_Task prompt_
Go through the entries, filter for the word "content", and copy every line that has it.

_Source data_
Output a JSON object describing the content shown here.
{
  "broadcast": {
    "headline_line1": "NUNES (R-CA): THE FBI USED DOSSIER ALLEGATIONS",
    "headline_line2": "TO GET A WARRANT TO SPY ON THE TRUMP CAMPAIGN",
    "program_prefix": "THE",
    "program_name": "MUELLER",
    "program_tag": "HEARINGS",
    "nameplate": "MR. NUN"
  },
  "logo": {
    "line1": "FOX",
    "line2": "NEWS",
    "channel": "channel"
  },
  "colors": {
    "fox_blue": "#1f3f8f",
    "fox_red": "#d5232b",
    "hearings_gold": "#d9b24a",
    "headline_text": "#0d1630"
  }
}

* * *

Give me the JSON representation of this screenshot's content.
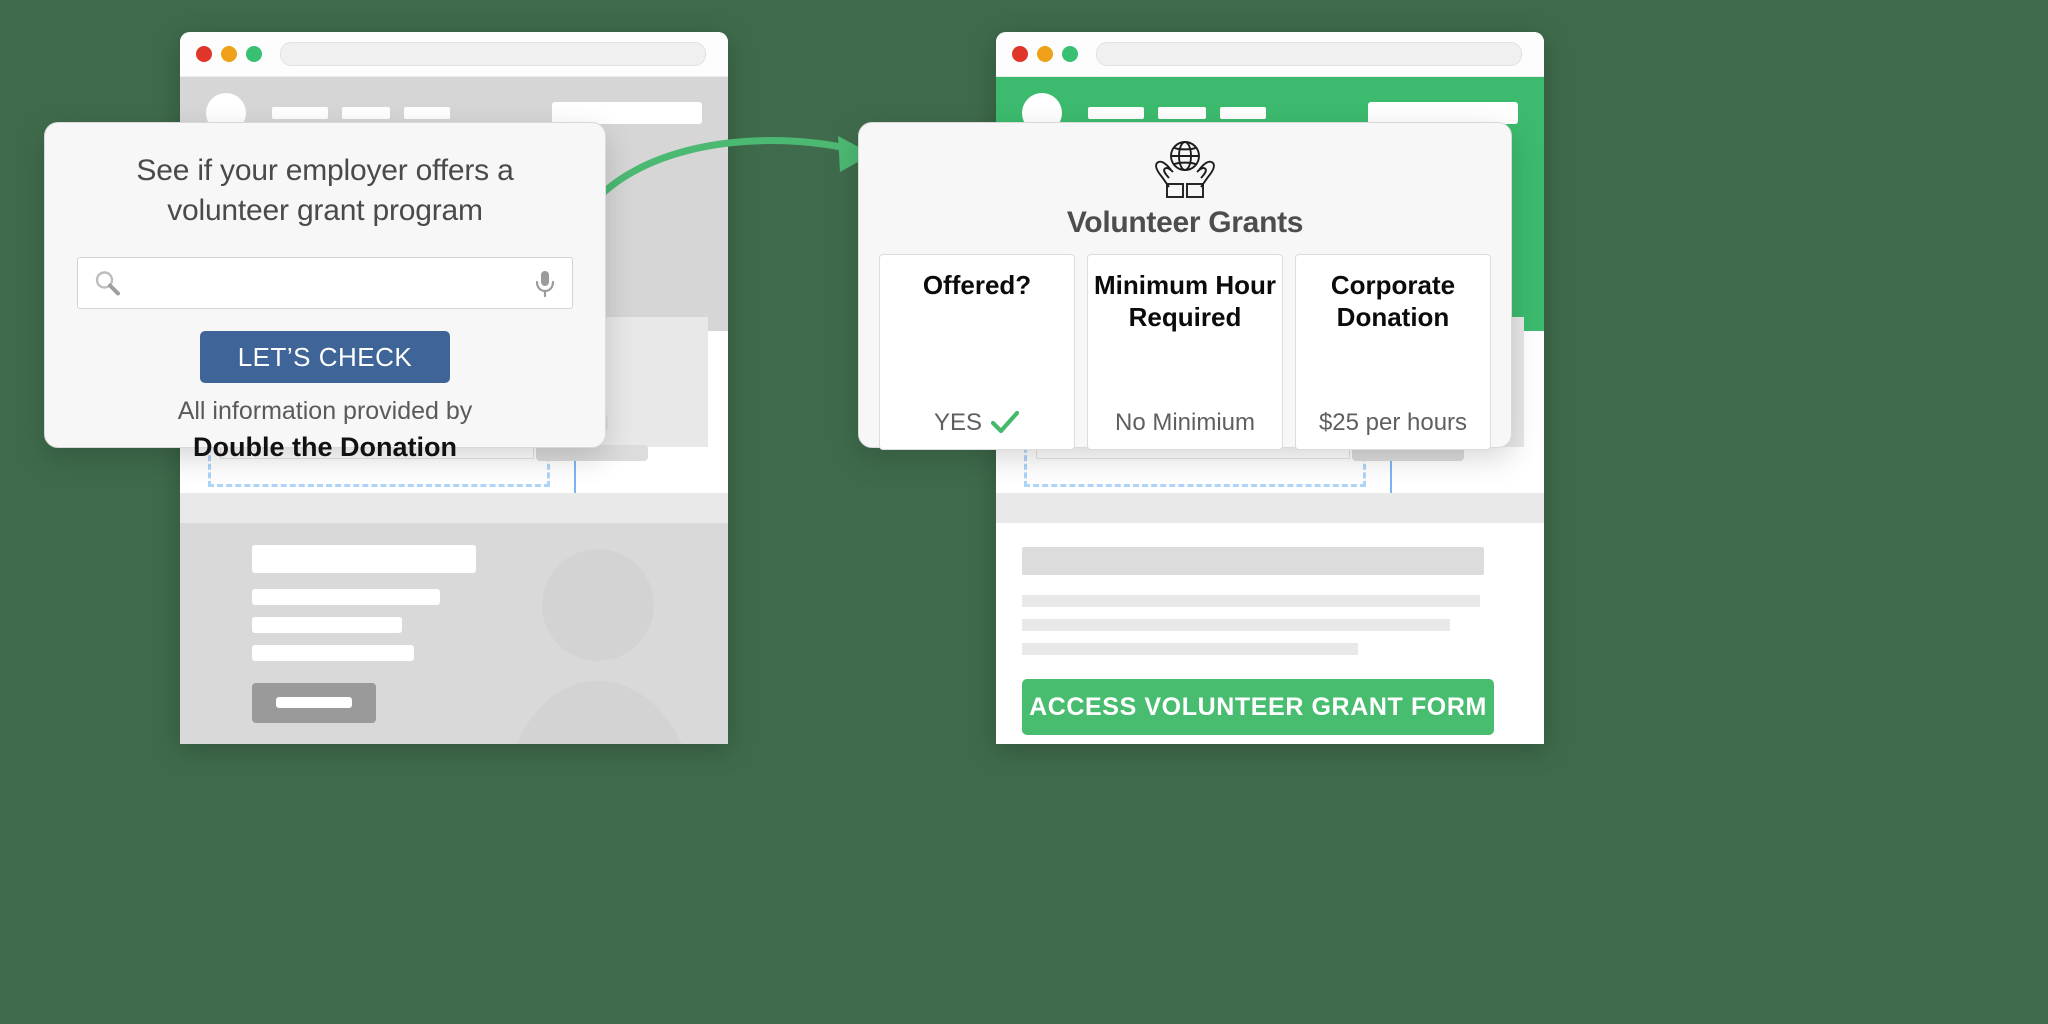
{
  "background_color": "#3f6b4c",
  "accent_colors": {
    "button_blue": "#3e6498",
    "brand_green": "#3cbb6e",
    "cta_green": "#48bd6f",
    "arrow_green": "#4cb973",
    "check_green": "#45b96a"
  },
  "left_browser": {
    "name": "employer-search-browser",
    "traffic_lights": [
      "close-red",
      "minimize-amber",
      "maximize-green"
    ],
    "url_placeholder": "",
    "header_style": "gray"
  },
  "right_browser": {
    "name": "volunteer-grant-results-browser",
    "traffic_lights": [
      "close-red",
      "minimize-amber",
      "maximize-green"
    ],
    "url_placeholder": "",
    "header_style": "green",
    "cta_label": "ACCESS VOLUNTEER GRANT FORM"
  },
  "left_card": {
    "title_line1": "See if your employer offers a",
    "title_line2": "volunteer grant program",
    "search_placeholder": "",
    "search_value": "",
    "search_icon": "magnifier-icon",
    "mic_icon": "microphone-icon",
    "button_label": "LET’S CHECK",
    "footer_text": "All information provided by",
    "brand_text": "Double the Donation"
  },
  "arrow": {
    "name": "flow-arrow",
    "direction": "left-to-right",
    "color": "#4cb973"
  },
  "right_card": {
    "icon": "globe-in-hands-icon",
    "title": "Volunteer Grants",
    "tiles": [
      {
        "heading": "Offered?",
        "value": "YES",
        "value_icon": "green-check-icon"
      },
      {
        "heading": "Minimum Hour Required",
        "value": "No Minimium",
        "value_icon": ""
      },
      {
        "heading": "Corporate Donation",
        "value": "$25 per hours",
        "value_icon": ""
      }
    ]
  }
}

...

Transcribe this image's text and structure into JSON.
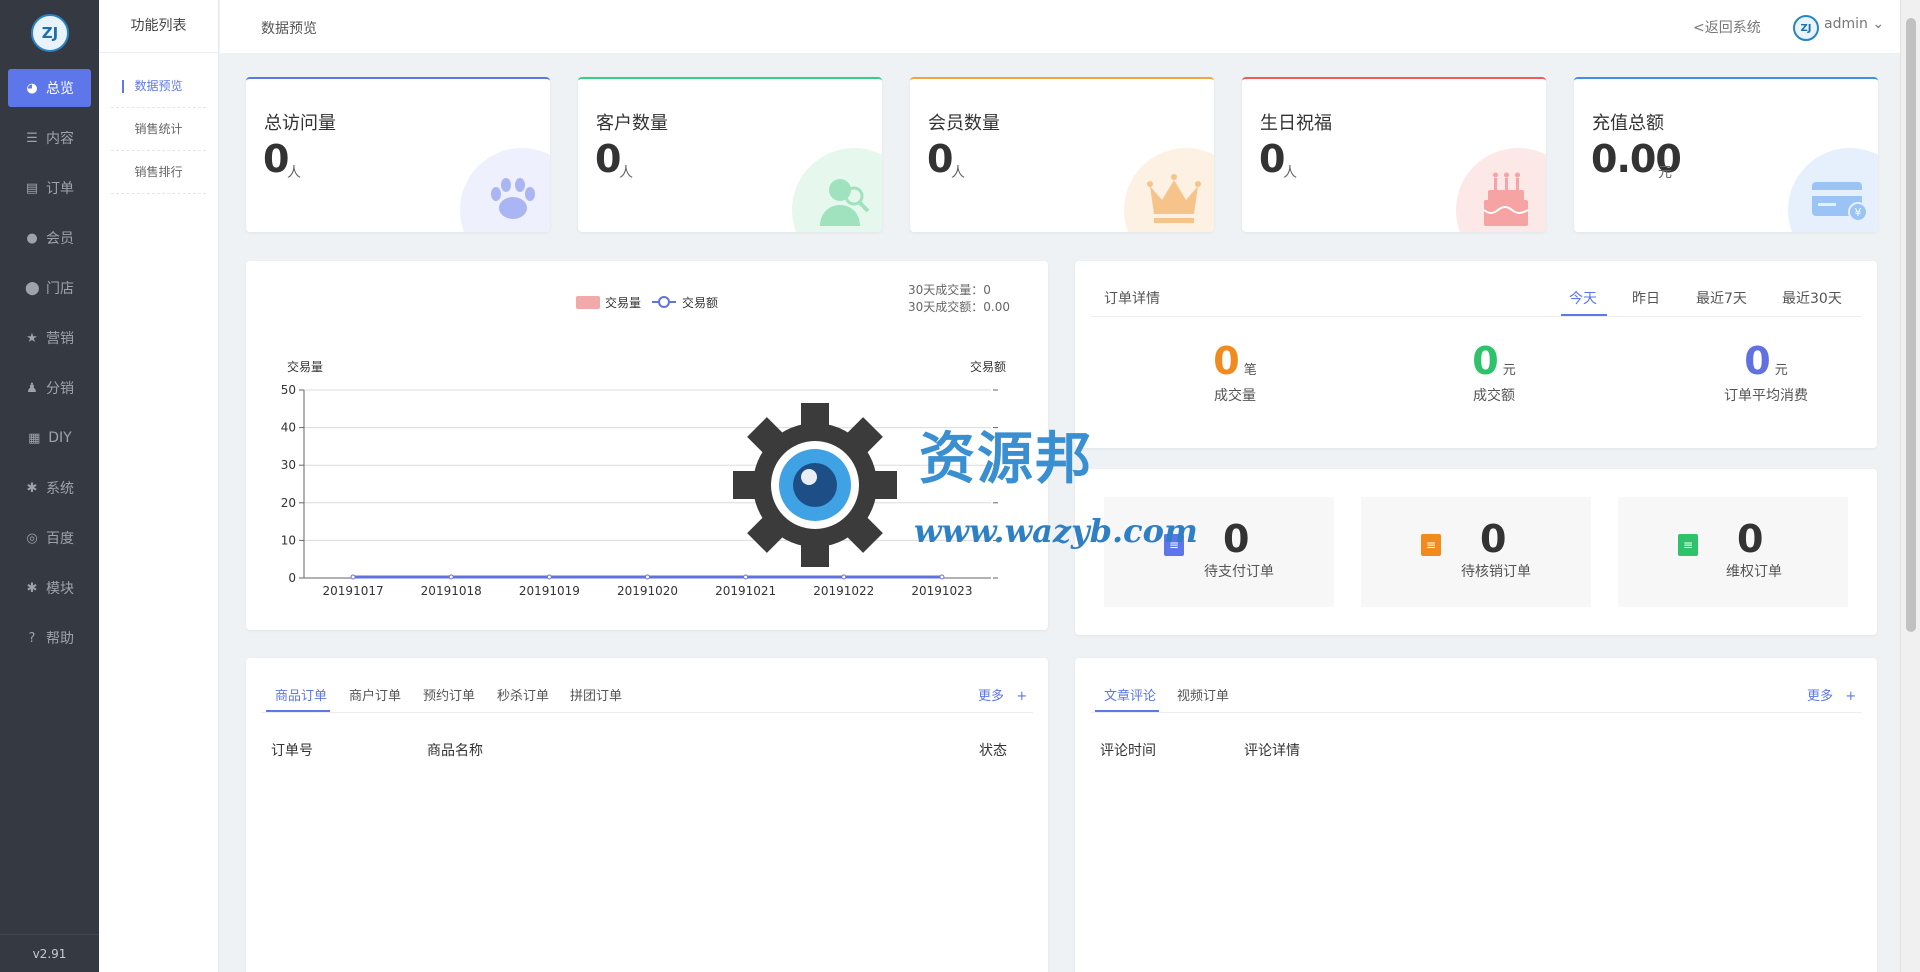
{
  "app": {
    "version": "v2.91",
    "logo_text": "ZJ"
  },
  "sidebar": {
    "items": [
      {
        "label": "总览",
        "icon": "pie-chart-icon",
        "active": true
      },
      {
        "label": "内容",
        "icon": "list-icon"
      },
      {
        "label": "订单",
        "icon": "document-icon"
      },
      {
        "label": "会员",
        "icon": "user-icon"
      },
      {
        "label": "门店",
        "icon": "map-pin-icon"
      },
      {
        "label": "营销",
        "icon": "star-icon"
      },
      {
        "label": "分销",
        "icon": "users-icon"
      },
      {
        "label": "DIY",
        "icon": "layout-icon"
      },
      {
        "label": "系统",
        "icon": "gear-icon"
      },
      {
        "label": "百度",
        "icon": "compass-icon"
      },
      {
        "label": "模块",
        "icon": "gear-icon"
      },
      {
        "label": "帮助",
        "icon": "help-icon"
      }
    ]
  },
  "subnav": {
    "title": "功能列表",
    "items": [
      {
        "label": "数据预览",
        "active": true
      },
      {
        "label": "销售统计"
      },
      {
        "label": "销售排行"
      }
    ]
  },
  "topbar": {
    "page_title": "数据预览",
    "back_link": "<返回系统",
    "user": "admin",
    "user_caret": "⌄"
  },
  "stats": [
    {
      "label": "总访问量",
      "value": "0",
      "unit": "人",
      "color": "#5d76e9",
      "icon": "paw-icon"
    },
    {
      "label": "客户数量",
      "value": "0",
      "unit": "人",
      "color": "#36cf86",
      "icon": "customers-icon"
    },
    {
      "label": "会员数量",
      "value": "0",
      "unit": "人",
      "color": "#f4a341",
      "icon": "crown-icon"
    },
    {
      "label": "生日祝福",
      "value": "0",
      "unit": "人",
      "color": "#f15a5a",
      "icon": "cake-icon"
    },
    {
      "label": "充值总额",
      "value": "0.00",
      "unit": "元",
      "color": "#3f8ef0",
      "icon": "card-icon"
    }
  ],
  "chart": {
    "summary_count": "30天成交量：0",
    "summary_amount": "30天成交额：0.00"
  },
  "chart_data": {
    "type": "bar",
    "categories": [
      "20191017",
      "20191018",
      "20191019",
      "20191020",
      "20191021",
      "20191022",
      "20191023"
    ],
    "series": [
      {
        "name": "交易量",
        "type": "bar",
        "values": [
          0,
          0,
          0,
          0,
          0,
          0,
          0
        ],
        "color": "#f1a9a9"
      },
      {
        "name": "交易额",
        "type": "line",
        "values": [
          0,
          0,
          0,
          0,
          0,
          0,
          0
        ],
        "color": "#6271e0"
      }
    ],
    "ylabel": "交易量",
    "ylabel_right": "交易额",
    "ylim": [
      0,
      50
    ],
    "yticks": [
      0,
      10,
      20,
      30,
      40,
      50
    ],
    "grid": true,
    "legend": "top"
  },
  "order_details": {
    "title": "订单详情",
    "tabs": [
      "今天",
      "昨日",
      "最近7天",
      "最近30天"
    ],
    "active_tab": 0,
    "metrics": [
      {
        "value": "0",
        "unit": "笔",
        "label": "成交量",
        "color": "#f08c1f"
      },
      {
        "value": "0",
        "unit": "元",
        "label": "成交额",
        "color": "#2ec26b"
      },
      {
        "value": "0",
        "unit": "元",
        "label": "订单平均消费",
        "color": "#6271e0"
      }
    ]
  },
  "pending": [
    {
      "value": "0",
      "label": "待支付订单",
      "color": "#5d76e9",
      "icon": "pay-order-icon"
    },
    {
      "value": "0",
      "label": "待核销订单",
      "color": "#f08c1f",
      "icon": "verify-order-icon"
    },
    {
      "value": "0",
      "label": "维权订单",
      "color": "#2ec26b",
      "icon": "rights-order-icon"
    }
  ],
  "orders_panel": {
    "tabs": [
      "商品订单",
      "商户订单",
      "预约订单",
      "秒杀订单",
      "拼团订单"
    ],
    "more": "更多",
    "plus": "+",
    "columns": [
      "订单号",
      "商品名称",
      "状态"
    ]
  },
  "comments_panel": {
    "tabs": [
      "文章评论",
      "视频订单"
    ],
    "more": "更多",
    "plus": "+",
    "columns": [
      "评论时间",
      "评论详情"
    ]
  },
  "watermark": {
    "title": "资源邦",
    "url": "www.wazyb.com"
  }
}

_Exercise solution_
Output a JSON object describing the content shown here.
Give me the JSON representation of this screenshot's content.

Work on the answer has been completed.